While some commercial and industrial 3D printer novices may know just what they want but not really know how to achieve it, the reverse seems to be true for the growing hobbyist customer base. Many private individual early adopters seem to buy a 3D printer and be fully aware of its capabilities, but not really know what to use it for.
With this particular problem in mind, Robo3D offers print-it-yourself kits along with its 3D printers. Explaining the thinking, Grauman said: "One of our first kits allowed you to build your own drone. It came with the batteries, motor, the controller, the electronics board – everything you needed to build your own drone, except for the body. This you have to print for yourself.
"It is really an introductory project for someone with a brand new 3D printer. It allows them to take a first step and, hopefully, that's going to open their minds as to the wider possibilities of 3D printing."
Several exhibitors at the event had on offer entry-level 3D systems aimed at the growing hobbyist market, as well as schools and the smaller commercial enterprises. One such company was California's Cubibot, a start-up manufacturer debuting its entry-level, small-scale, 3D printer at the show.
Explaining his printer's particular advantages, Sina Noorazar, the company's Founder, said: "As our system has a heated bed, it's capable of printing a wider number of materials. It can do ABS [Acrylonitrile Butadiene Styrene] and it can do a number of different types of plastic, nylon, PLA [polylactic acid].
"Some 90% of 3D printers don't have heated beds, yet can, supposedly, still print ABS. This is not true. If you don't have a heated bed, you can only print PLA."
Moving away from academic applications, Maryland's M3D claims to be the world's leading manufacturer of consumer 3D printers. Summarising the company's approach, Michael Armani, the Co-founder of the business, said: "A lot of guys have tried to go under $500 and they've flopped. The reason is they didn't design for reliability and they didn't plan for manufacturing end-to-end.
"We actually bring in all the parts and assemble in the US. Even though it's made in the US, it's still affordable."

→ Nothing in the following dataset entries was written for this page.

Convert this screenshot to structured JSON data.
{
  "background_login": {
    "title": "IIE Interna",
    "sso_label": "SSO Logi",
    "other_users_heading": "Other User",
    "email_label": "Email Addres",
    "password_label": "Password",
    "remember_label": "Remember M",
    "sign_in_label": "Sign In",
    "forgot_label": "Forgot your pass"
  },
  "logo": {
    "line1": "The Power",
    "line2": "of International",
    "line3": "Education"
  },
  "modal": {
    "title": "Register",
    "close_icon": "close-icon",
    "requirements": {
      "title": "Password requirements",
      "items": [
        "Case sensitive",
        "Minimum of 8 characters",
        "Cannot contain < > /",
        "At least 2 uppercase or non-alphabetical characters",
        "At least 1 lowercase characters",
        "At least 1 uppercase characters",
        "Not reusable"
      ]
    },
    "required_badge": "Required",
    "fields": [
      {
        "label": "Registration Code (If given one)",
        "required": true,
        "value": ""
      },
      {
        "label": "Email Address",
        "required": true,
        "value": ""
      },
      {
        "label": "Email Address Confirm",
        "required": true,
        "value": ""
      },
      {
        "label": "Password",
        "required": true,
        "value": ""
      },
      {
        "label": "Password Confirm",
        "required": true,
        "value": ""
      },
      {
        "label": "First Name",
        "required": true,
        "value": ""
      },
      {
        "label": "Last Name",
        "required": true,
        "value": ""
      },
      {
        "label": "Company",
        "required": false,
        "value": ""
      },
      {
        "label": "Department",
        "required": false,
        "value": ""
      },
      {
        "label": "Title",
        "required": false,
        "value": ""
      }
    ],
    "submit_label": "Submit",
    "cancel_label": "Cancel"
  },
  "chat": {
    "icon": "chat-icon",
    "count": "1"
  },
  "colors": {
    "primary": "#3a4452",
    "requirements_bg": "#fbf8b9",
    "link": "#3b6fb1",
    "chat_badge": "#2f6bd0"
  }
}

Armani believes that reliability is the key asset of the M3D range, saying: "Customers come up to us at the booth and say: 'I bought one of your printers eight months ago. It's a workhorse, it's running 25 hours a day.' In fact, they're designed to endure several years of continuous usage."
One problem that still faces the 3D printer industry is the issue of accuracy. Poor print performance can result in parts that are not fit for purpose, with hours – or even days – worth of printer time wasted. This is a particular concern with the more expensive 3D printers used for industrial design and prototyping.
One company aiming to tackle this issue head on is German RepRap USA, a Florida-based re-seller and refurbisher of German-built industrial 3D printers. Maintaining that German build-quality is valued in the 3D printing sector, Walter Puls, the company's Regional Director, said: "If you take a look at our typical machine, they use a high percentage of aluminium components. That is something other manufacturers fail to match.
"You will still see a lot of plastic or 3D printed parts in many other machines. These just don't give you the dimensional accuracy that a professional engineer requires."
Puls also sees speed to market as a key advantage of 3D printing for those engineering companies engaged in prototyping and product development. He said: "It could take months to go to the next version of their product using conventional technology, compared to days when using a 3D printer."
Billed as 'the largest professional 3D printing event worldwide' the Inside 3D Printing Conference and Expo took place at New York City's Jacob K Javits Convention Center from 10-12 April. The event featured some 70 exhibitors and 50 speakers.
James O'Donnell, Special Correspondent, New York